• Data for analysis:
--
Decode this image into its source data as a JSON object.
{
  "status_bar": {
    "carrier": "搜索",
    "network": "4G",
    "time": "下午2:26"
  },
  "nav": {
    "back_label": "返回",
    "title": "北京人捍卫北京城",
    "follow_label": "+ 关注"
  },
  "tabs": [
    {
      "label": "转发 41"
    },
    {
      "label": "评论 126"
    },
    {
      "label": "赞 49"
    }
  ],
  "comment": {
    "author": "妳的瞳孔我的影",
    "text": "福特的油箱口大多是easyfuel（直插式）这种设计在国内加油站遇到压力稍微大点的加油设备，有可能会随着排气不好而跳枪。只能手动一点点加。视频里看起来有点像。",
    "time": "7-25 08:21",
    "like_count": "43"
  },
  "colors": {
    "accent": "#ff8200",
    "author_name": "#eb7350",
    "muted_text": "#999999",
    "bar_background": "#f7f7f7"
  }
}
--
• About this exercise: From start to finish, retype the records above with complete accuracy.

• Finished task:
Decode this image into its source data as a JSON object.
{
  "status_bar": {
    "carrier": "搜索",
    "network": "4G",
    "time": "下午2:26"
  },
  "nav": {
    "back_label": "返回",
    "title": "北京人捍卫北京城",
    "follow_label": "+ 关注"
  },
  "tabs": [
    {
      "label": "转发 41"
    },
    {
      "label": "评论 126"
    },
    {
      "label": "赞 49"
    }
  ],
  "comment": {
    "author": "妳的瞳孔我的影",
    "text": "福特的油箱口大多是easyfuel（直插式）这种设计在国内加油站遇到压力稍微大点的加油设备，有可能会随着排气不好而跳枪。只能手动一点点加。视频里看起来有点像。",
    "time": "7-25 08:21",
    "like_count": "43"
  },
  "colors": {
    "accent": "#ff8200",
    "author_name": "#eb7350",
    "muted_text": "#999999",
    "bar_background": "#f7f7f7"
  }
}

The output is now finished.